– establishment of an independent anti-corruption court to be selected with the involvement of international experts, as recommended by the Venice Commission;
– protection of the National Anticorruption Bureau of Ukraine (NABU) from further attacks (limiting NABU powers in criminal procedure, undermining ability to investigate illicit enrichment and false statements in e-declarations, cutting the list of officials that fall under NABU jurisdiction, criminal case of Prosecutor General’s Office against NABU Director, administrative case of the National Agency for Corruption Prevention against NABU Director, numerous attempts to appoint a NABU auditor loyal to the ruling elites etc.);
– rebooting the National Agency for Corruption Prevention by reshuffling its leadership (open and transparent competition with the involvement of international experts) and providing it with automatic verification modules to ensure progress in verification of state officials’ electronic declarations;
– cancelling an obligation for civil society activists to submit e-declarations similarly to public officials (respective provisions come into full force on January 1, 2018);
– immediately ceasing all types of harassment (physical pressure, defamation media campaigns and additional regulatory burden) against civil society activists and organizations.
The Association Agreement is a lighthouse for Ukraine’s further transformation and implementation of the systemic reforms.

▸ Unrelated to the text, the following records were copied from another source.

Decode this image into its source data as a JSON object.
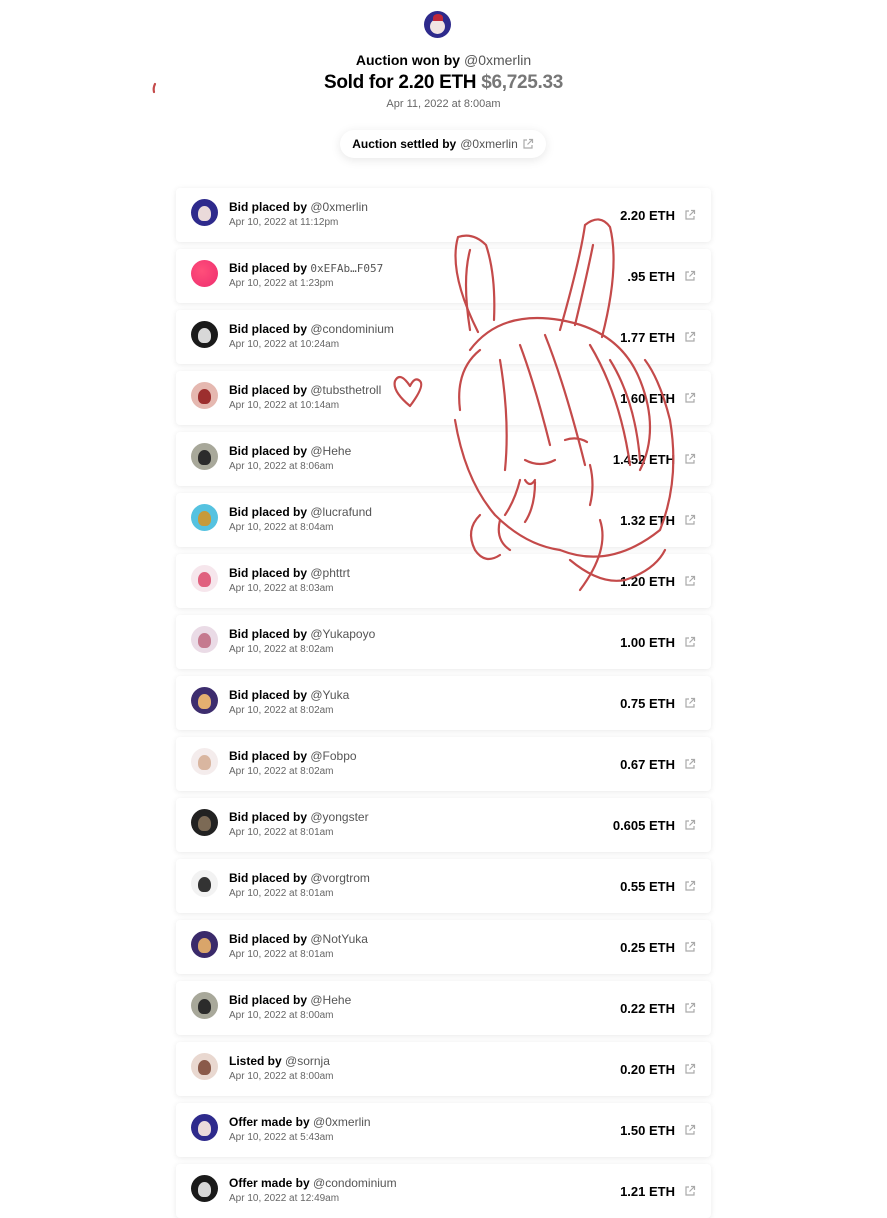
{
  "header": {
    "won_prefix": "Auction won by",
    "won_user": "@0xmerlin",
    "sold_prefix": "Sold for 2.20 ETH",
    "sold_usd": "$6,725.33",
    "sold_date": "Apr 11, 2022 at 8:00am",
    "settled_prefix": "Auction settled by",
    "settled_user": "@0xmerlin"
  },
  "colors": {
    "accent_sketch": "#c44a4a",
    "muted_text": "#555555"
  },
  "rows": [
    {
      "action": "Bid placed by",
      "user": "@0xmerlin",
      "date": "Apr 10, 2022 at 11:12pm",
      "amount": "2.20 ETH",
      "avatar": "merlin"
    },
    {
      "action": "Bid placed by",
      "user": "0xEFAb…F057",
      "date": "Apr 10, 2022 at 1:23pm",
      "amount": ".95 ETH",
      "avatar": "pink"
    },
    {
      "action": "Bid placed by",
      "user": "@condominium",
      "date": "Apr 10, 2022 at 10:24am",
      "amount": "1.77 ETH",
      "avatar": "dark"
    },
    {
      "action": "Bid placed by",
      "user": "@tubsthetroll",
      "date": "Apr 10, 2022 at 10:14am",
      "amount": "1.60 ETH",
      "avatar": "troll"
    },
    {
      "action": "Bid placed by",
      "user": "@Hehe",
      "date": "Apr 10, 2022 at 8:06am",
      "amount": "1.452 ETH",
      "avatar": "hehe"
    },
    {
      "action": "Bid placed by",
      "user": "@lucrafund",
      "date": "Apr 10, 2022 at 8:04am",
      "amount": "1.32 ETH",
      "avatar": "lucra"
    },
    {
      "action": "Bid placed by",
      "user": "@phttrt",
      "date": "Apr 10, 2022 at 8:03am",
      "amount": "1.20 ETH",
      "avatar": "phttrt"
    },
    {
      "action": "Bid placed by",
      "user": "@Yukapoyo",
      "date": "Apr 10, 2022 at 8:02am",
      "amount": "1.00 ETH",
      "avatar": "yukapoyo"
    },
    {
      "action": "Bid placed by",
      "user": "@Yuka",
      "date": "Apr 10, 2022 at 8:02am",
      "amount": "0.75 ETH",
      "avatar": "yuka"
    },
    {
      "action": "Bid placed by",
      "user": "@Fobpo",
      "date": "Apr 10, 2022 at 8:02am",
      "amount": "0.67 ETH",
      "avatar": "fobpo"
    },
    {
      "action": "Bid placed by",
      "user": "@yongster",
      "date": "Apr 10, 2022 at 8:01am",
      "amount": "0.605 ETH",
      "avatar": "yongster"
    },
    {
      "action": "Bid placed by",
      "user": "@vorgtrom",
      "date": "Apr 10, 2022 at 8:01am",
      "amount": "0.55 ETH",
      "avatar": "vorgtrom"
    },
    {
      "action": "Bid placed by",
      "user": "@NotYuka",
      "date": "Apr 10, 2022 at 8:01am",
      "amount": "0.25 ETH",
      "avatar": "notyuka"
    },
    {
      "action": "Bid placed by",
      "user": "@Hehe",
      "date": "Apr 10, 2022 at 8:00am",
      "amount": "0.22 ETH",
      "avatar": "hehe"
    },
    {
      "action": "Listed by",
      "user": "@sornja",
      "date": "Apr 10, 2022 at 8:00am",
      "amount": "0.20 ETH",
      "avatar": "sornja"
    },
    {
      "action": "Offer made by",
      "user": "@0xmerlin",
      "date": "Apr 10, 2022 at 5:43am",
      "amount": "1.50 ETH",
      "avatar": "merlin"
    },
    {
      "action": "Offer made by",
      "user": "@condominium",
      "date": "Apr 10, 2022 at 12:49am",
      "amount": "1.21 ETH",
      "avatar": "dark"
    }
  ]
}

Moreover, the conditionalities of the EU assistance programs that Ukraine undertook to comply with have proven to be among the most powerful tools for effective reforms advocacy. Meanwhile, as follows from the recent statement of the European Commission dated December 1st, the Commission will not disburse its last, third, tranche of macro-financial assistance to Ukraine until the four outstanding measures in the anti-corruption and economic field are implemented. This decision is yet another acknowledgement of Ukraine’s insufficient progress in advancing its reform agenda and a clear signal that the pace of the reform should significantly accelerate.
That is why, in the run-up to the 4th annual meeting of the EU-Ukraine Association Council of December 8th and the upcoming United Nations Anti-corruption Day of December 9th, we would like to kindly ask you to urge the Government of Ukraine to honour its anti-corruption commitments, including listed above, and emphasize the potential consequences of further backsliding of the reform process in Ukraine.
We are grateful for your consideration of this letter and firmly believe that only in cooperation with our international partners, particularly the European Union and its Member States, we will be able to build a law-governed state and make Ukraine’s democratic transition irreversible.
- Civil society coalition “Reanimation Package of Reforms” (unites 80 CSOs)
- Transparency International Ukraine
- Centre for Democracy and Rule of Law (CEDEM)
- Anti-corruption Headquarters
- Centre for Economic Strategy
- Centre UA
- Centre for Political and Legal Research
- Center for Political Studies and Analysis “Eidos”
- DEJURE Foundation
- European Pravda
- Europe without Barriers
- Ilko Kucheriv Democratic Initiative Foundation
- Institute for Euro-Atlantic Cooperation
- Internews Ukraine
- Human rights platform
- Ukrainian Center for Independent Political Research
- Charity Foundation “Patients of Ukraine”
- Center for Local Self-Governance
- Advocacy Center “LIFE”
- Lab for Democratic Transformations
- Cultural Assembly